→ DATA SUPPLIED:
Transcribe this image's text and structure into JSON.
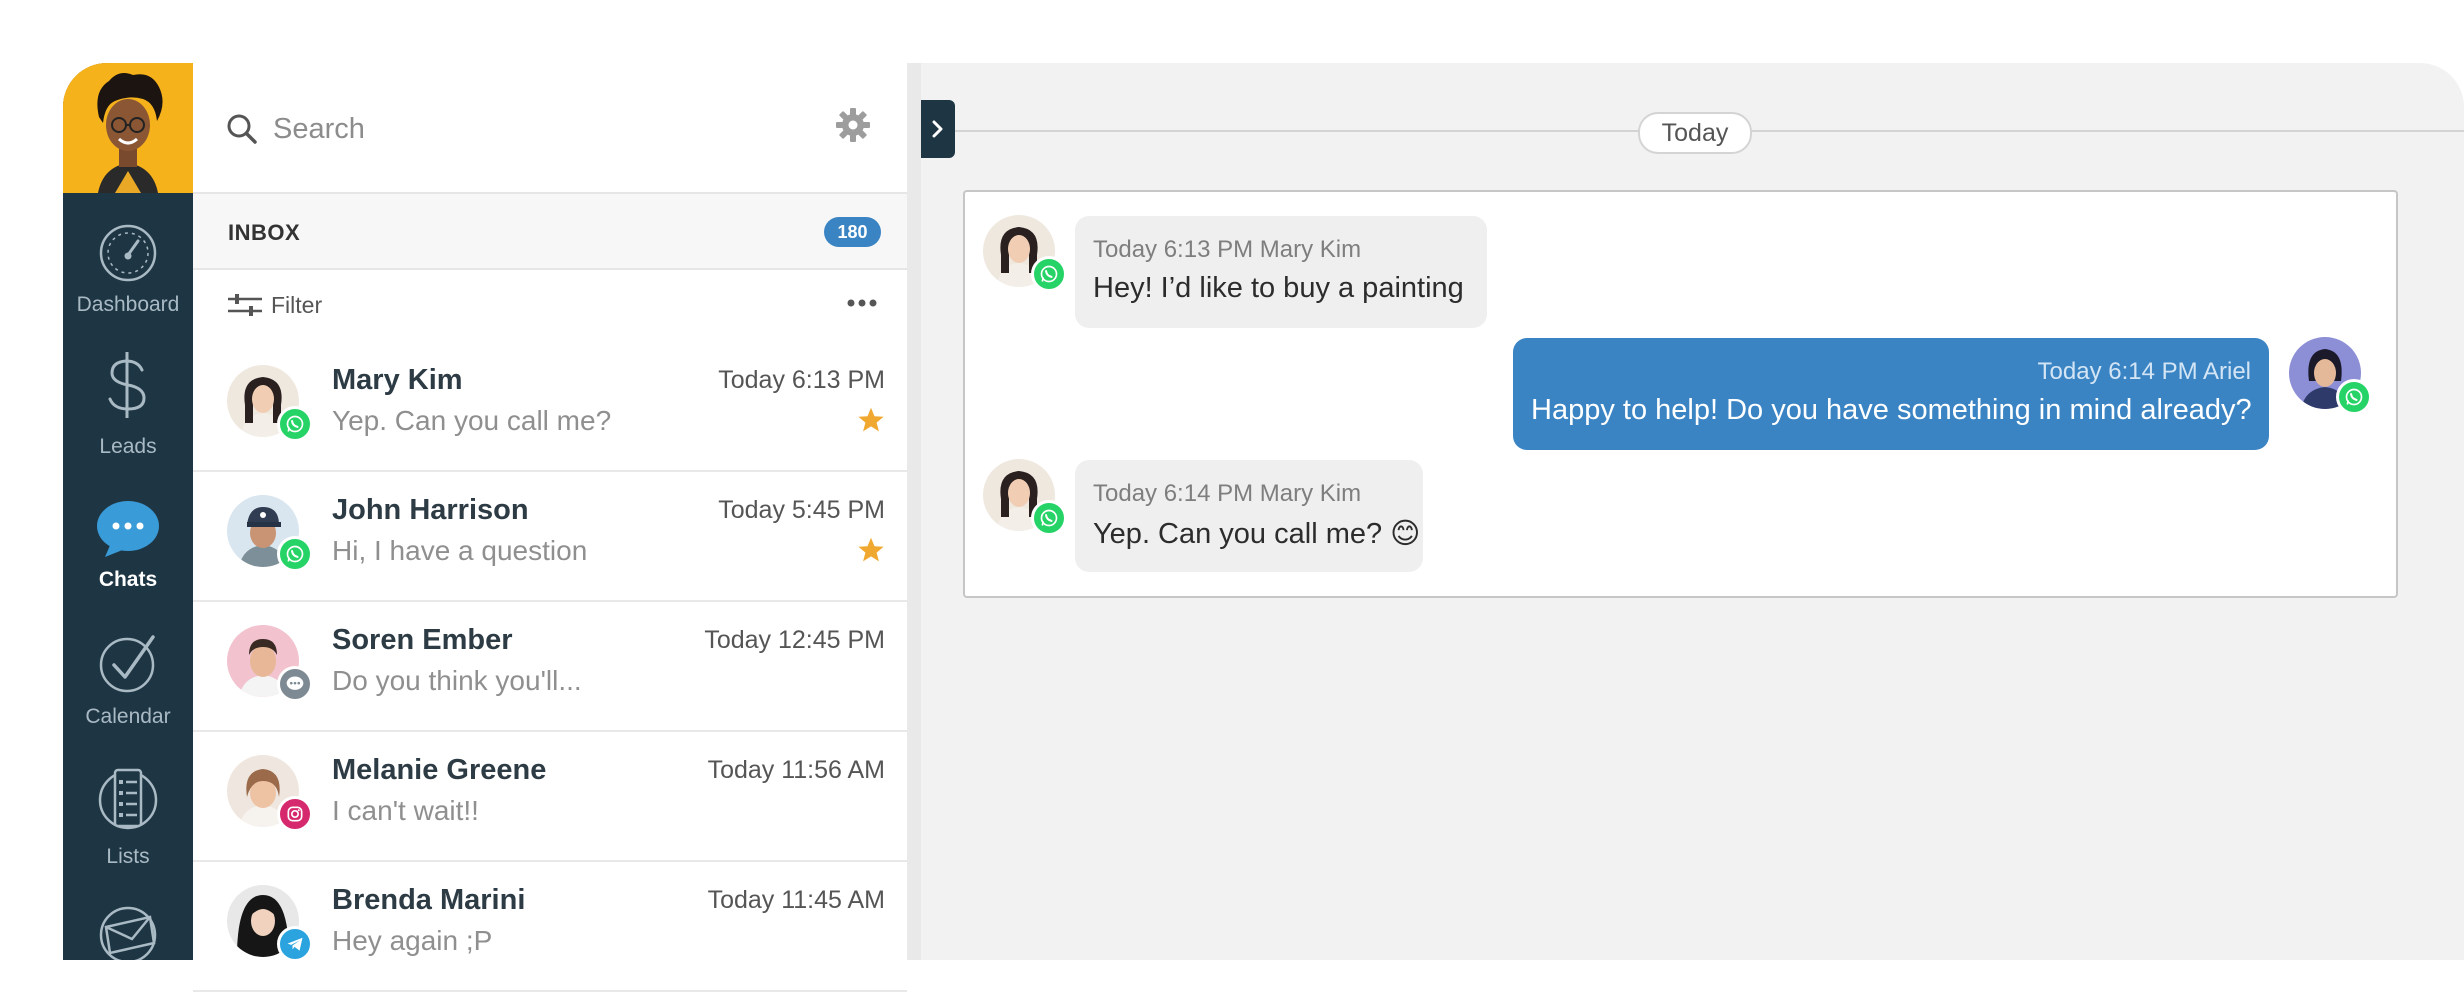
{
  "colors": {
    "nav_bg": "#1e3644",
    "accent_blue": "#3a84c4",
    "whatsapp_green": "#25d366",
    "star": "#f0a830",
    "user_avatar_bg": "#f6b21b"
  },
  "nav": {
    "items": [
      {
        "label": "Dashboard",
        "icon": "dashboard-gauge-icon"
      },
      {
        "label": "Leads",
        "icon": "dollar-icon"
      },
      {
        "label": "Chats",
        "icon": "chat-bubble-icon",
        "active": true
      },
      {
        "label": "Calendar",
        "icon": "checkmark-icon"
      },
      {
        "label": "Lists",
        "icon": "list-icon"
      },
      {
        "label": "",
        "icon": "mail-icon"
      }
    ]
  },
  "search": {
    "placeholder": "Search"
  },
  "inbox": {
    "label": "INBOX",
    "count": "180"
  },
  "filter": {
    "label": "Filter"
  },
  "chats": [
    {
      "name": "Mary Kim",
      "time": "Today 6:13 PM",
      "preview": "Yep. Can you call me?",
      "channel": "whatsapp",
      "starred": true
    },
    {
      "name": "John Harrison",
      "time": "Today 5:45 PM",
      "preview": "Hi, I have a question",
      "channel": "whatsapp",
      "starred": true
    },
    {
      "name": "Soren Ember",
      "time": "Today 12:45 PM",
      "preview": "Do you think you'll...",
      "channel": "sms",
      "starred": false
    },
    {
      "name": "Melanie Greene",
      "time": "Today 11:56 AM",
      "preview": "I can't wait!!",
      "channel": "instagram",
      "starred": false
    },
    {
      "name": "Brenda Marini",
      "time": "Today 11:45 AM",
      "preview": "Hey again ;P",
      "channel": "telegram",
      "starred": false
    }
  ],
  "conversation": {
    "date_label": "Today",
    "messages": [
      {
        "meta": "Today 6:13 PM Mary Kim",
        "text": "Hey! I’d like to buy a painting",
        "direction": "incoming",
        "channel": "whatsapp"
      },
      {
        "meta": "Today 6:14 PM Ariel",
        "text": "Happy to help! Do you have something in mind already?",
        "direction": "outgoing",
        "channel": "whatsapp"
      },
      {
        "meta": "Today 6:14 PM Mary Kim",
        "text": "Yep. Can you call me? 😊",
        "direction": "incoming",
        "channel": "whatsapp"
      }
    ]
  }
}
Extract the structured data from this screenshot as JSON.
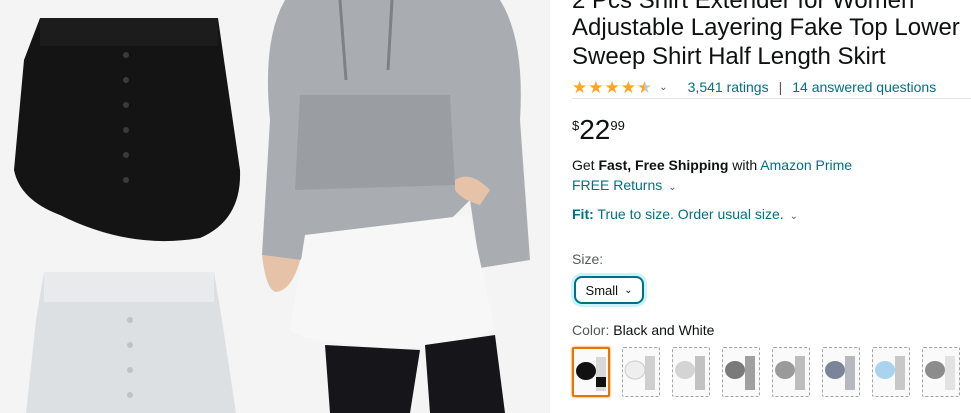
{
  "product": {
    "title_lines": [
      "2 Pcs Shirt Extender for Women",
      "Adjustable Layering Fake Top Lower",
      "Sweep Shirt Half Length Skirt"
    ],
    "rating": 4.3,
    "ratings_text": "3,541 ratings",
    "separator": "|",
    "questions_text": "14 answered questions",
    "price": {
      "symbol": "$",
      "whole": "22",
      "fraction": "99"
    },
    "shipping": {
      "get": "Get ",
      "bold": "Fast, Free Shipping",
      "with": " with ",
      "link": "Amazon Prime"
    },
    "returns": "FREE Returns",
    "fit": {
      "label": "Fit:",
      "value": "True to size. Order usual size."
    },
    "size": {
      "label": "Size:",
      "selected": "Small"
    },
    "color": {
      "label": "Color: ",
      "value": "Black and White"
    }
  },
  "colors": {
    "accent": "#007185",
    "star": "#ffa41c",
    "selected_swatch": "#e77600",
    "swatches": [
      "black",
      "white",
      "light-gray",
      "dark-gray",
      "gray",
      "blue-gray",
      "light-blue",
      "gray-white"
    ]
  }
}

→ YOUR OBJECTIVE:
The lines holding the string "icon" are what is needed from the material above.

→ EXERCISE RESULT:
        "icon": "dashboard-gauge-icon"
        "icon": "dollar-icon"
        "icon": "chat-bubble-icon",
        "icon": "checkmark-icon"
        "icon": "list-icon"
        "icon": "mail-icon"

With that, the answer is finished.